* **ACTION ITEM**
The answer must be every line of the records below that holds the word "time".
++++ MATERIALS PROVIDED
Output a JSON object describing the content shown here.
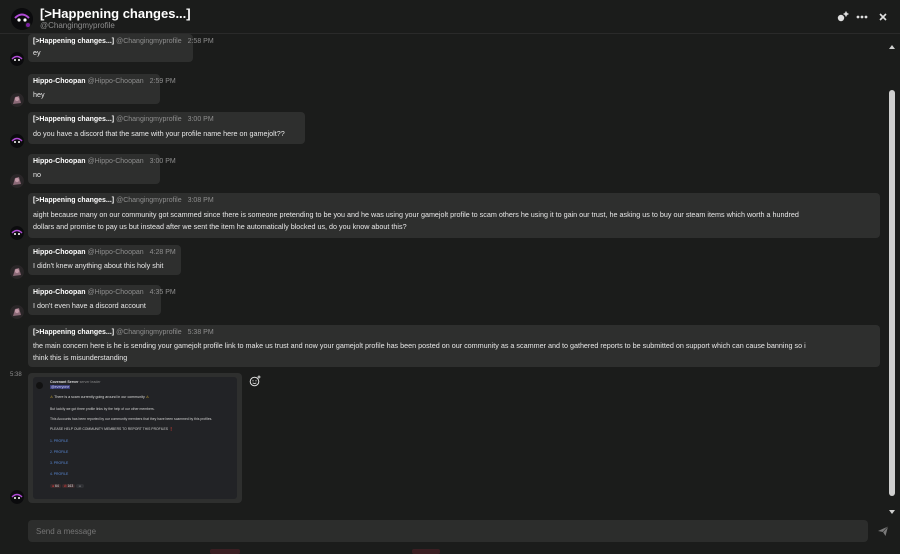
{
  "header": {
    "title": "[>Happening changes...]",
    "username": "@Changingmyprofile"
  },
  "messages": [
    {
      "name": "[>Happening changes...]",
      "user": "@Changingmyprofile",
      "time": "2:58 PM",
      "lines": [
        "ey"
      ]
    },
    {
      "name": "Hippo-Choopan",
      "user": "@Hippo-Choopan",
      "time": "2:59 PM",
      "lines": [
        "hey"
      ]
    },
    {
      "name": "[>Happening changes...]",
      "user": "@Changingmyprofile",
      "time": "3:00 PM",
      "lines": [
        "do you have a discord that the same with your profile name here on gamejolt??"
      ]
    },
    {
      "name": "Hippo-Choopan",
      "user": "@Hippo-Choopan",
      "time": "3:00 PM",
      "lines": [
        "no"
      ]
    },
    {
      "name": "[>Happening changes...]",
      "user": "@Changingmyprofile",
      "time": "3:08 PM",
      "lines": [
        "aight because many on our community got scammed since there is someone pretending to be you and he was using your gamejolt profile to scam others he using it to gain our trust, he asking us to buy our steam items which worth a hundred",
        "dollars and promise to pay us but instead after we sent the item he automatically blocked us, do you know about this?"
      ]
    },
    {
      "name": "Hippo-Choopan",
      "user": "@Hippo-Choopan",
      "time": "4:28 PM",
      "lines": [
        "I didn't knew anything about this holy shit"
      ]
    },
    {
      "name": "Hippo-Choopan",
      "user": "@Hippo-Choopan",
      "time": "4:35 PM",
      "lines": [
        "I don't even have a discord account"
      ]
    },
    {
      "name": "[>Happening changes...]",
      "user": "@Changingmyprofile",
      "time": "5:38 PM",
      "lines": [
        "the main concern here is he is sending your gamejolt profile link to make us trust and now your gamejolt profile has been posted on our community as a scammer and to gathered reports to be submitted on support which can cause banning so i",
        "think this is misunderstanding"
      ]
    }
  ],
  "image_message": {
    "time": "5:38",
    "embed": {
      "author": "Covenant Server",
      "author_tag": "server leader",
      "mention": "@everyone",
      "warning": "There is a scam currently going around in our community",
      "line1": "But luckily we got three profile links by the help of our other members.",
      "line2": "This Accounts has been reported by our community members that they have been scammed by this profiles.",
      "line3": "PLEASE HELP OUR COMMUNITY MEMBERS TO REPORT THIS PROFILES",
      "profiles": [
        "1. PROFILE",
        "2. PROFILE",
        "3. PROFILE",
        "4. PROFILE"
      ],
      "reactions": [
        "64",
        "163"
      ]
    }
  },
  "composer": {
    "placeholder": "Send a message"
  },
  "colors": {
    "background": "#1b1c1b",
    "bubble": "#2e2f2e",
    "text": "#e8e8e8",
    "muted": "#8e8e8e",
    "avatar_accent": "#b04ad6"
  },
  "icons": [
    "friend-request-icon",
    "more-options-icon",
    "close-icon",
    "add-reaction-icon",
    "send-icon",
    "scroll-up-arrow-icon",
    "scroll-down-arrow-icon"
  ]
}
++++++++
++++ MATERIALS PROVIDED
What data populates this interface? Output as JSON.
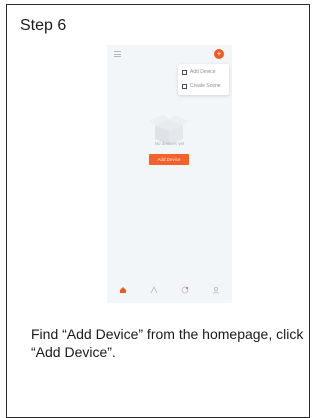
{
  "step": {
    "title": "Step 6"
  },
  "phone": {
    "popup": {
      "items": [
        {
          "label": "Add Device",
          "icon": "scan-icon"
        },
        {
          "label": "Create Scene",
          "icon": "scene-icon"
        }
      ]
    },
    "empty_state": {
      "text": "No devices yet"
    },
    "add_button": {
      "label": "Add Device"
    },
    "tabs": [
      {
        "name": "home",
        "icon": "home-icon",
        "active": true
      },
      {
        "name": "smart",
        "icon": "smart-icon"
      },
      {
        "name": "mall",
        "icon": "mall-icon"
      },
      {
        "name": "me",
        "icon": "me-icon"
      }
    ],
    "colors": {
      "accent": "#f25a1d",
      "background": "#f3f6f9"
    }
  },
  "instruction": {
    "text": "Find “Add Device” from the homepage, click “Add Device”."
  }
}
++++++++
* **SOLVED EXERCISE**
      "time": "2:58 PM",
      "time": "2:59 PM",
      "time": "3:00 PM",
      "time": "3:00 PM",
      "time": "3:08 PM",
      "time": "4:28 PM",
      "time": "4:35 PM",
      "time": "5:38 PM",
    "time": "5:38",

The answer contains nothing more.